Taegan Goddard passes on a Gallup poll that he aptly summarizes thusly: ” there are only five states that now have a statistically significant majorities of Republicans. They are Utah, Idaho, Wyoming, Alaska and Nebraska.
In contrast, there are now 35 states that are majority Democratic with 10 states up for grabs.”
Shocking? Wildly implausible?
Take a look at the top-line graphic:
Having both spent a lot of time living in Alabama and having watched recent election returns, the idea that Alabama is a tossup state is laughable. It gets better:
Does it strike you as even remotely plausible that Texas, Mississippi, Alabama, Georgia, and South Carolina are “competitive,” in the sense of having no significant party lean? Me neither.
What’s going on here?
There are several reasons for possible disparities between the party affiliation data and the voting outcomes in a given state. First, turnout has typically been an equalizer in U.S. electoral politics because Democrats almost always have an advantage in identification, but Republicans have been competitive in national and state elections over the last three decades because Republicans are usually more likely than Democrats to vote. Second, one’s partisan leaning is not a perfect predictor of voting in a presidential election, in which candidate-specific characteristics can influence a voter’s choice. Third, the party affiliation data reported here cover all of 2008, while presidential election voting was limited to Nov. 4 or the weeks leading up to it.

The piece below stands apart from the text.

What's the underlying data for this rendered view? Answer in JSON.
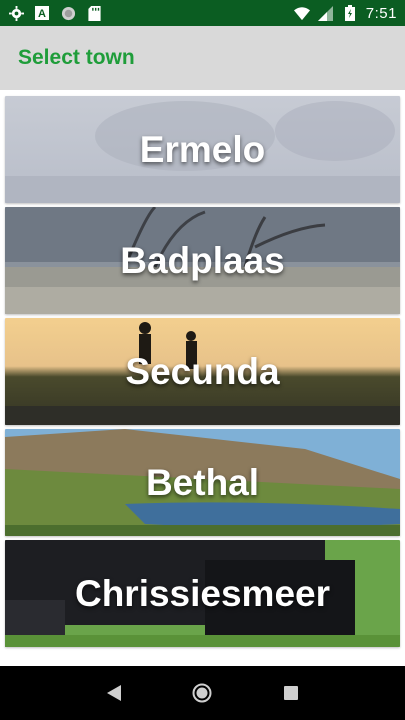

It’s true that voting behavior and party preference are not perfect overlaps and that, as a rule, Republicans have tended to benefit from higher turnout than their Democratic counterparts. But de-coupling party ID from presidential preference is another matter altogether. The states in the Deep South are perfectly hospitable to Democrats in state and local elections; it’s just that Democrats in those starts are, well, Republicans. That’s much less interesting for national-level discussion, though, than presidential preference.